European Commission President Ursula von der Leyen speaks during the 2022 United Nations Climate Change Conference (COP27), in Sharm El-Sheikh, Egypt, on Tuesday. Photo by Khaled Elfiqi/EPA-EFE
Nov. 8 (UPI) -- European Commission President Ursula von der Leyen at the COP 27 summit in Egypt on Tuesday called for member nations to jointly reduce their greenhouse gas emissions by at least 55% by the end of the decade to avoid climate change's "highway to hell."
In an effort to quicken the rollout renewals, which she called REPowerEU, she said the effort would not only cut its reliance of Russian fossil fuels but can take advantage of already available resources.
United Nations Secretary General Antonio Guterres said the day earlier that the world was "on a highway to climate hell with our foot still on the accelerator."
"Let us not take the highway to hell; let us earn the clean ticket to heaven," Leyen said. "The European Union's additional renewable capacity is set to more than double this year, up to 50 gigawatts.

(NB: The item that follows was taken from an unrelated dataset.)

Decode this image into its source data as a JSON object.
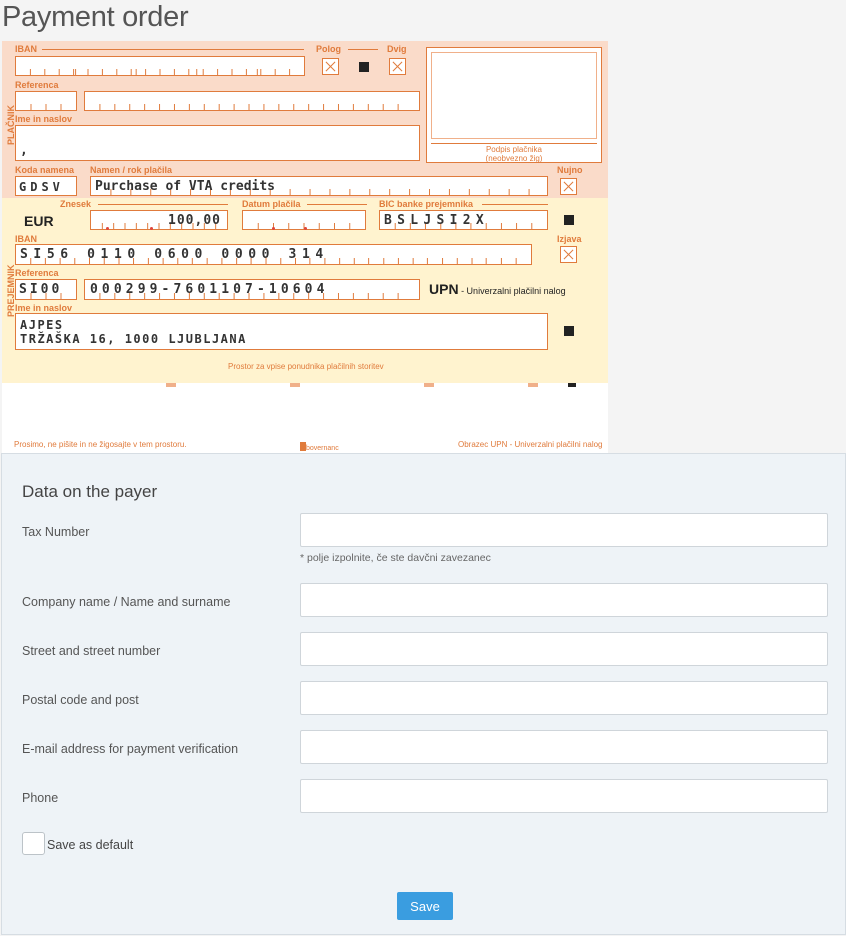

"And if we accelerate and if we scale up -- and that is our plan -- we can, in the next year, meet a new all-time record of over 100 gigawatts of additional renewable capacity. Because we know that every kilowatt-hour of electricity that we generate from renewable sources -- like solar and wind, and green hydrogen -- is not only good for our climate but also good for our independence and our security of supply."
Maria Niera, the World Health Organization's director of public health and environment said the connection between climate change and health is already noticeable.
"The price of not taking decisions to fight climate change is paid by our lungs when you breathe polluted air, and many other organ," Niera said. "I think health will be the final motivation that has been missing from the 26 previous COPS. I don't see what else can be.
"If they take the right decisions, our health will gain. If they take the wrong decisions, our health will lose."
Rwanda's President Paul Kagame echoed the sentiments of many poor African countries on Tuesday, pointing out they contribute the least to global warming but continued to pay the high price for its results.
"The most valuable contribution that developed countries can make is to reduce their emissions faster while investing in Africa to build sustainable, green power," Kagame said. "Questioning whether Africa is ready to make use of climate finance should not be used as an excuse to justify inaction."